> [Assigned task]: What follows is a set of entries. Give them again exactly, without the pictures.

Saved data entries

* * *

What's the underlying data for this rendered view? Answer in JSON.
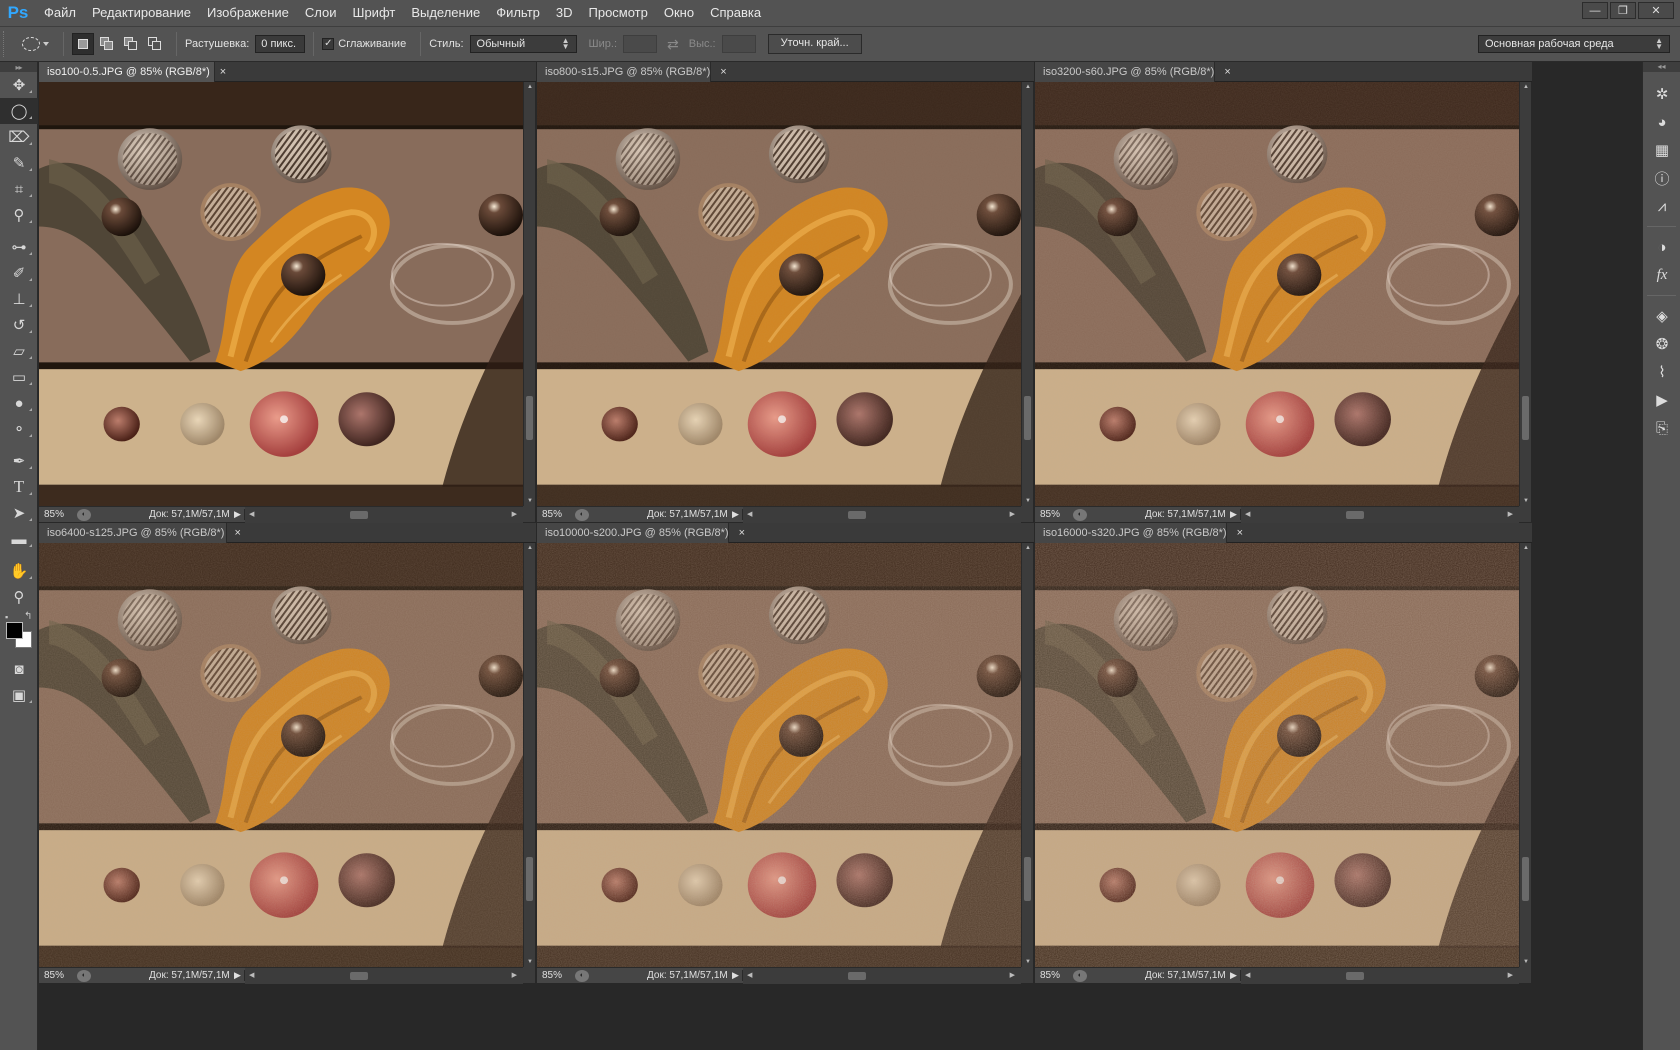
{
  "app": {
    "logo": "Ps"
  },
  "menu": [
    "Файл",
    "Редактирование",
    "Изображение",
    "Слои",
    "Шрифт",
    "Выделение",
    "Фильтр",
    "3D",
    "Просмотр",
    "Окно",
    "Справка"
  ],
  "window_controls": {
    "minimize": "—",
    "restore": "❐",
    "close": "✕"
  },
  "options": {
    "feather_label": "Растушевка:",
    "feather_value": "0 пикс.",
    "antialias_label": "Сглаживание",
    "antialias_checked": true,
    "style_label": "Стиль:",
    "style_value": "Обычный",
    "width_label": "Шир.:",
    "height_label": "Выс.:",
    "refine_button": "Уточн. край...",
    "workspace_value": "Основная рабочая среда"
  },
  "tools": [
    "move-tool",
    "elliptical-marquee-tool",
    "polygonal-lasso-tool",
    "quick-selection-tool",
    "crop-tool",
    "eyedropper-tool",
    "spot-healing-brush-tool",
    "brush-tool",
    "clone-stamp-tool",
    "history-brush-tool",
    "eraser-tool",
    "gradient-tool",
    "blur-tool",
    "dodge-tool",
    "pen-tool",
    "type-tool",
    "path-selection-tool",
    "rectangle-tool",
    "hand-tool",
    "zoom-tool"
  ],
  "active_tool": "elliptical-marquee-tool",
  "colors": {
    "foreground": "#000000",
    "background": "#ffffff",
    "accent": "#31a8ff",
    "chrome": "#535353",
    "workspace": "#282828"
  },
  "right_panels": [
    "navigator-icon",
    "color-icon",
    "swatches-icon",
    "info-icon",
    "histogram-icon",
    "adjustments-icon",
    "styles-icon",
    "layers-icon",
    "channels-icon",
    "paths-icon",
    "actions-icon",
    "history-icon"
  ],
  "documents": [
    {
      "tab": "iso100-0.5.JPG @ 85% (RGB/8*)",
      "zoom": "85%",
      "doc": "Док: 57,1M/57,1M",
      "noise": 0.0,
      "active": true
    },
    {
      "tab": "iso800-s15.JPG @ 85% (RGB/8*)",
      "zoom": "85%",
      "doc": "Док: 57,1M/57,1M",
      "noise": 0.15,
      "active": false
    },
    {
      "tab": "iso3200-s60.JPG @ 85% (RGB/8*)",
      "zoom": "85%",
      "doc": "Док: 57,1M/57,1M",
      "noise": 0.3,
      "active": false
    },
    {
      "tab": "iso6400-s125.JPG @ 85% (RGB/8*)",
      "zoom": "85%",
      "doc": "Док: 57,1M/57,1M",
      "noise": 0.45,
      "active": false
    },
    {
      "tab": "iso10000-s200.JPG @ 85% (RGB/8*)",
      "zoom": "85%",
      "doc": "Док: 57,1M/57,1M",
      "noise": 0.6,
      "active": false
    },
    {
      "tab": "iso16000-s320.JPG @ 85% (RGB/8*)",
      "zoom": "85%",
      "doc": "Док: 57,1M/57,1M",
      "noise": 0.75,
      "active": false
    }
  ]
}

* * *

> [Exercise solution]:
What's the underlying data for this rendered view? Answer in JSON.
{
  "app": {
    "logo": "Ps"
  },
  "menu": [
    "Файл",
    "Редактирование",
    "Изображение",
    "Слои",
    "Шрифт",
    "Выделение",
    "Фильтр",
    "3D",
    "Просмотр",
    "Окно",
    "Справка"
  ],
  "window_controls": {
    "minimize": "—",
    "restore": "❐",
    "close": "✕"
  },
  "options": {
    "feather_label": "Растушевка:",
    "feather_value": "0 пикс.",
    "antialias_label": "Сглаживание",
    "antialias_checked": true,
    "style_label": "Стиль:",
    "style_value": "Обычный",
    "width_label": "Шир.:",
    "height_label": "Выс.:",
    "refine_button": "Уточн. край...",
    "workspace_value": "Основная рабочая среда"
  },
  "tools": [
    "move-tool",
    "elliptical-marquee-tool",
    "polygonal-lasso-tool",
    "quick-selection-tool",
    "crop-tool",
    "eyedropper-tool",
    "spot-healing-brush-tool",
    "brush-tool",
    "clone-stamp-tool",
    "history-brush-tool",
    "eraser-tool",
    "gradient-tool",
    "blur-tool",
    "dodge-tool",
    "pen-tool",
    "type-tool",
    "path-selection-tool",
    "rectangle-tool",
    "hand-tool",
    "zoom-tool"
  ],
  "active_tool": "elliptical-marquee-tool",
  "colors": {
    "foreground": "#000000",
    "background": "#ffffff",
    "accent": "#31a8ff",
    "chrome": "#535353",
    "workspace": "#282828"
  },
  "right_panels": [
    "navigator-icon",
    "color-icon",
    "swatches-icon",
    "info-icon",
    "histogram-icon",
    "adjustments-icon",
    "styles-icon",
    "layers-icon",
    "channels-icon",
    "paths-icon",
    "actions-icon",
    "history-icon"
  ],
  "documents": [
    {
      "tab": "iso100-0.5.JPG @ 85% (RGB/8*)",
      "zoom": "85%",
      "doc": "Док: 57,1M/57,1M",
      "noise": 0.0,
      "active": true
    },
    {
      "tab": "iso800-s15.JPG @ 85% (RGB/8*)",
      "zoom": "85%",
      "doc": "Док: 57,1M/57,1M",
      "noise": 0.15,
      "active": false
    },
    {
      "tab": "iso3200-s60.JPG @ 85% (RGB/8*)",
      "zoom": "85%",
      "doc": "Док: 57,1M/57,1M",
      "noise": 0.3,
      "active": false
    },
    {
      "tab": "iso6400-s125.JPG @ 85% (RGB/8*)",
      "zoom": "85%",
      "doc": "Док: 57,1M/57,1M",
      "noise": 0.45,
      "active": false
    },
    {
      "tab": "iso10000-s200.JPG @ 85% (RGB/8*)",
      "zoom": "85%",
      "doc": "Док: 57,1M/57,1M",
      "noise": 0.6,
      "active": false
    },
    {
      "tab": "iso16000-s320.JPG @ 85% (RGB/8*)",
      "zoom": "85%",
      "doc": "Док: 57,1M/57,1M",
      "noise": 0.75,
      "active": false
    }
  ]
}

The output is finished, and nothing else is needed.